Through effective PHP monitoring, relapse is typically discovered behaviorally prior to readministration of addictive substances or during the early phase of attempted “controlled use” and most commonly outside the context of active professional duties. At this point of early detection, the illness has not typically progressed to functional impairment. The once held common fear that patients would be harmed has proven to be unfounded. The Domino and McLellan studies failed to demonstrate patient harm in over 12,000 cases studied of recovering physicians in monitoring, including those who experienced relapse. Healthcare and other licensed professionals preserve their function in the workplace, remarkably well until later stages of the disease manifests.
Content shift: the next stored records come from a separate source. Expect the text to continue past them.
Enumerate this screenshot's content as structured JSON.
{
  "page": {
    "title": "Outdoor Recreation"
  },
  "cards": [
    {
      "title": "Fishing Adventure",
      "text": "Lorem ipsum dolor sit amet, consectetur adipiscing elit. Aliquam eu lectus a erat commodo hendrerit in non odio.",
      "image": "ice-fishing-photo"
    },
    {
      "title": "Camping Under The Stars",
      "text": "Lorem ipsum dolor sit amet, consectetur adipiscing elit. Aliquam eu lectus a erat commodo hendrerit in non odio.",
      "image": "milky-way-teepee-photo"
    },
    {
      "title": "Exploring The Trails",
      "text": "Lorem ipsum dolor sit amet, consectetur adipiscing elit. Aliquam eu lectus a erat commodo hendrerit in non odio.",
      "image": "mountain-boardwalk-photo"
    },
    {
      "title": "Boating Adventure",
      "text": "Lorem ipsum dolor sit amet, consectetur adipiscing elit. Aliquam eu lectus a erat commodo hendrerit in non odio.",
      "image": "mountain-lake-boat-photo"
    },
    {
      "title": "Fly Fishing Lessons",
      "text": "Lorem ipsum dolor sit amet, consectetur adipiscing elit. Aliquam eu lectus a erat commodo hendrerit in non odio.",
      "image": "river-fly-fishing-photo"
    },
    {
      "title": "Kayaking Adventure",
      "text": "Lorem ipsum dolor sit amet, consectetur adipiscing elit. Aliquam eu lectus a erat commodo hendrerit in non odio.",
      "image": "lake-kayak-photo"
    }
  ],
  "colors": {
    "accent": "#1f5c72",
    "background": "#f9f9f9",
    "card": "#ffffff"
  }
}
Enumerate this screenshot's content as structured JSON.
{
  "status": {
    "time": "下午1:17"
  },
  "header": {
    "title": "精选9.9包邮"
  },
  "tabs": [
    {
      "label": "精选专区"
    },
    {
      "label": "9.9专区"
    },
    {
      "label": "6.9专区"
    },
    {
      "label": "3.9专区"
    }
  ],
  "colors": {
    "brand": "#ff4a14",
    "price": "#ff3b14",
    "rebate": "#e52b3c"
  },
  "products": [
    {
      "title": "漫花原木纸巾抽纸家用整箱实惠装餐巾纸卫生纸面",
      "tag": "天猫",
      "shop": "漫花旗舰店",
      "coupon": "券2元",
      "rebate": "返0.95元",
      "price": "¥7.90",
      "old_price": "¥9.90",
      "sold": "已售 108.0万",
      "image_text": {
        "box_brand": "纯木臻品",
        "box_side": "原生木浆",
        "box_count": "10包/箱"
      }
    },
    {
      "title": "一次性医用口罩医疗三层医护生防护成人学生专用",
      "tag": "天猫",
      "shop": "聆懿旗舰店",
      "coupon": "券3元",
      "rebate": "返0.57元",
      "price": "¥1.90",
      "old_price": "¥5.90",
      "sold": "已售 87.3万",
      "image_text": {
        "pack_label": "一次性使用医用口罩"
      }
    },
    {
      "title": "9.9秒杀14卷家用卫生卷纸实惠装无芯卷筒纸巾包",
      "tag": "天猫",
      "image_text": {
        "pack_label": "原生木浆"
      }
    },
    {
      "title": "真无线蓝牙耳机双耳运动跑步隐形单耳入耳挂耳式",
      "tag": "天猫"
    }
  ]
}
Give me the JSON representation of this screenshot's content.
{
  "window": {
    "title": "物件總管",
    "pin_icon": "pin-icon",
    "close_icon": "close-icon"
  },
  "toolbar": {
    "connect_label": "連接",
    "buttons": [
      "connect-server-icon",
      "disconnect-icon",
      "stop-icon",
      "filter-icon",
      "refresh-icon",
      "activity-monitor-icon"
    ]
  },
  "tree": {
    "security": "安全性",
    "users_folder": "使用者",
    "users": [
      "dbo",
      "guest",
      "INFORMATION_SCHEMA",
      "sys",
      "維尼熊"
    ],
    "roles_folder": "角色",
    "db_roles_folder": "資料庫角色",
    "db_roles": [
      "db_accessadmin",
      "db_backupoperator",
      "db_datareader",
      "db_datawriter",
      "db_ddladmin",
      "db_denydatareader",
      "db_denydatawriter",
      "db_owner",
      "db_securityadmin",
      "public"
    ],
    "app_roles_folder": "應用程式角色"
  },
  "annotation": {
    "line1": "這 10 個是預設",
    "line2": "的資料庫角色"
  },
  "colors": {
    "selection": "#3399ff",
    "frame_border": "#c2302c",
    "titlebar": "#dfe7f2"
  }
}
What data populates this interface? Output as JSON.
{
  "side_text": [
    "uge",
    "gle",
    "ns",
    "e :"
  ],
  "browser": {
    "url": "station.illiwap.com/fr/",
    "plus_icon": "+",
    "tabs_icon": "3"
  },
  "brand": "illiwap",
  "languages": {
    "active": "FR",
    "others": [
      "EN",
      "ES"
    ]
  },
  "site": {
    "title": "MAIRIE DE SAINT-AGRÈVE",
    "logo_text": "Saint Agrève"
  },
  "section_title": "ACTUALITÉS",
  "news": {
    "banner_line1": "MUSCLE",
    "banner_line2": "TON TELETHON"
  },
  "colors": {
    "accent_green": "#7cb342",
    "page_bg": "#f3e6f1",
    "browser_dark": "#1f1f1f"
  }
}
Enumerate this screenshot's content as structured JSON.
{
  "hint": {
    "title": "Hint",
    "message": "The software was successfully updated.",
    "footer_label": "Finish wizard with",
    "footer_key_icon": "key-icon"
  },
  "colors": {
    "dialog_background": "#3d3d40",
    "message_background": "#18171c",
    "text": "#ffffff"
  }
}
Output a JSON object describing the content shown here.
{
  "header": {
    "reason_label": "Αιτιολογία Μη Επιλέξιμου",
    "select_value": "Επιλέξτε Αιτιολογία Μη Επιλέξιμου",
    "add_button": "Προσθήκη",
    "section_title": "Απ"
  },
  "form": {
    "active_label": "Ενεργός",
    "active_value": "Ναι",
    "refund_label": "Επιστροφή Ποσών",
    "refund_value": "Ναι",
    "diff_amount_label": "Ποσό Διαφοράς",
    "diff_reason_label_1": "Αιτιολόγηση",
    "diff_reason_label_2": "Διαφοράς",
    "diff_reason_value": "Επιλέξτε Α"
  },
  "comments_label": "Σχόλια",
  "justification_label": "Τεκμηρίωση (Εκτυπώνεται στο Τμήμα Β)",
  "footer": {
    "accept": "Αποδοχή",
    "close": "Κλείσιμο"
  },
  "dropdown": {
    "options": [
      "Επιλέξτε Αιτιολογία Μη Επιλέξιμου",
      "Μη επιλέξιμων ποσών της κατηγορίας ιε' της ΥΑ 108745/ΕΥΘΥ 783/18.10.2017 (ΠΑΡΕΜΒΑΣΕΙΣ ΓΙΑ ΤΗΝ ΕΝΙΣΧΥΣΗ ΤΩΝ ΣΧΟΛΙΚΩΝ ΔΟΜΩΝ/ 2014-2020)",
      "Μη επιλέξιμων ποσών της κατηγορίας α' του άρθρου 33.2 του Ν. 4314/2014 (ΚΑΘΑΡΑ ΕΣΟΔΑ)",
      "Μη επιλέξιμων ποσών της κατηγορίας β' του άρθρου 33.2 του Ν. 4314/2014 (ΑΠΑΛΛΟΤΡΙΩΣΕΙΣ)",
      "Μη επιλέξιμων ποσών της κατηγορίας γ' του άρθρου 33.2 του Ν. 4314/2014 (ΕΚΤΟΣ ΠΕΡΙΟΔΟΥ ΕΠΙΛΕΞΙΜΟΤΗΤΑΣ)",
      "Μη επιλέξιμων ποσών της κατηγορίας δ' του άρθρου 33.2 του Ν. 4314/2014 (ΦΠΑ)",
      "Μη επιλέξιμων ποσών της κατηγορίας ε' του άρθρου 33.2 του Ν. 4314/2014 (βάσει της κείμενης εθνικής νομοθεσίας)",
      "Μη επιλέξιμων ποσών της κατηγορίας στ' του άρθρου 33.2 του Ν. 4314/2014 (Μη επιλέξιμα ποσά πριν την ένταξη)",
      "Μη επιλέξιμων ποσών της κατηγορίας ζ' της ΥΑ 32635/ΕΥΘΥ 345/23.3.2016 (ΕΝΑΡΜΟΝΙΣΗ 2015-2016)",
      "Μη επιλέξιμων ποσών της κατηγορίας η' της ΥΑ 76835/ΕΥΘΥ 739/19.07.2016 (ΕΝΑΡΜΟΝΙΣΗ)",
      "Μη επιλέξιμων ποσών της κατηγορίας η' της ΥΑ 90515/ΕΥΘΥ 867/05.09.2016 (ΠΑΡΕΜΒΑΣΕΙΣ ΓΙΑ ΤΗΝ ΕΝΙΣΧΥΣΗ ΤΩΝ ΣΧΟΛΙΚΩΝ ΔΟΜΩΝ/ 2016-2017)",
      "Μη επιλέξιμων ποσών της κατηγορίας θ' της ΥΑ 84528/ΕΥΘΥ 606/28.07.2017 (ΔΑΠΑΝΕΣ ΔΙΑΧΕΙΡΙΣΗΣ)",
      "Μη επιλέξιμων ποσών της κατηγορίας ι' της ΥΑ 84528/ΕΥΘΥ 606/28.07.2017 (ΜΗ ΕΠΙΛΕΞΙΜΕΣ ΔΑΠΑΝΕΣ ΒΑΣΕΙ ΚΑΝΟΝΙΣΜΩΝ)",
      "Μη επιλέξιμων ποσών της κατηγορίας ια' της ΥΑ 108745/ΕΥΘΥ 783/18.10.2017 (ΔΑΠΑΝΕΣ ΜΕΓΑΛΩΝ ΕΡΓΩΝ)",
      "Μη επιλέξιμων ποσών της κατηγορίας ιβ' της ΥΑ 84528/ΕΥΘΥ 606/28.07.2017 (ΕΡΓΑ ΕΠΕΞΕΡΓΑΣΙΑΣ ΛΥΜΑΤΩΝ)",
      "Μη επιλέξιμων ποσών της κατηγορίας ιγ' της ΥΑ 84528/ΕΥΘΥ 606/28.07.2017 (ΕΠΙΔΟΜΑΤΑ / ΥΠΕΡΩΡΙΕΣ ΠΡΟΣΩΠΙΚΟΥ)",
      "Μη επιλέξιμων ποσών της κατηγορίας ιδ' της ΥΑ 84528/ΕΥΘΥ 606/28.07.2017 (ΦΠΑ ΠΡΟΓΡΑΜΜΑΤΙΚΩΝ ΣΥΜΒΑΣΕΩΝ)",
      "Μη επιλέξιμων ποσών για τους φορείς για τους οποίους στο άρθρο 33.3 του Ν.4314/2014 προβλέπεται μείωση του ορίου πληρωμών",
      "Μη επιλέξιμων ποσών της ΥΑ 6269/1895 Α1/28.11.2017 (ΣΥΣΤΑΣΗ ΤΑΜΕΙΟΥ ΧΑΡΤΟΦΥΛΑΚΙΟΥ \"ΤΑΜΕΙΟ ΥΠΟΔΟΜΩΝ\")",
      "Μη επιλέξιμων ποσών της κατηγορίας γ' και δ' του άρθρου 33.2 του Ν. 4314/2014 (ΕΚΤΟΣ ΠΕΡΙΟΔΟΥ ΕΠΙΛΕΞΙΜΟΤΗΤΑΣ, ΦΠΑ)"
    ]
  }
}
Lastly, anecdotal reports from malpractice carriers support the lack of evidence of patient harm reporting allegations of both active impairment and patient harm due to addiction as being extremely rare. These facts warrant a paradigm shift in viewing the phenomenon of relapse.

The American Society of Addiction Medicine recommends:

1) Healthcare and other licensed professionals with addictive illness and especially those who experience relapse have an obligation to obtain any necessary evaluation, treatment, and continuing care monitoring and should fully cooperate with RAs, ATPs, and PHPs though this process.

2) PHPs must have effective mechanisms in place for the early detection and expedient addressing of relapse before illness progresses to overt impairment.

3) With the understanding of the potential of relapse, PHP continuing care contracts should contain a clause of portability enabling the PHP to report to another state PHP and/or RA any relocation of a monitored healthcare or other licensed professional.

4) The PHP and RA should, within their memorandum of understanding, clearly articulate a mutually agreeable therapeutically effective management and reporting process to be followed in the event of relapse.

5) PHPs must understand, respect and support the mission of the RA to protect the public. Any concern of continued active use should prompt the PHP to demand immediate withdrawal from practice pending further evaluation. Failure of the physician to fully immediately cooperate must result in an immediate report from the PHP to the RA.

6) RAs should understand that relapse is not willful misconduct but a recognized part of addictive illness warranting further intervention; additional treatment; and/or enhanced monitoring. RAs are encouraged to consider relapse in the context of the illness and understand that public disciplinary action is not routinely indicated and can prove counterproductive.

7) RAs are encouraged to work closely with the PHP regarding all aspects of monitoring and rely on the PHPs professional opinion regarding relapse, level of intervention indicated, and the ability of the professional to subsequently engage in their profession safely with or without restrictions.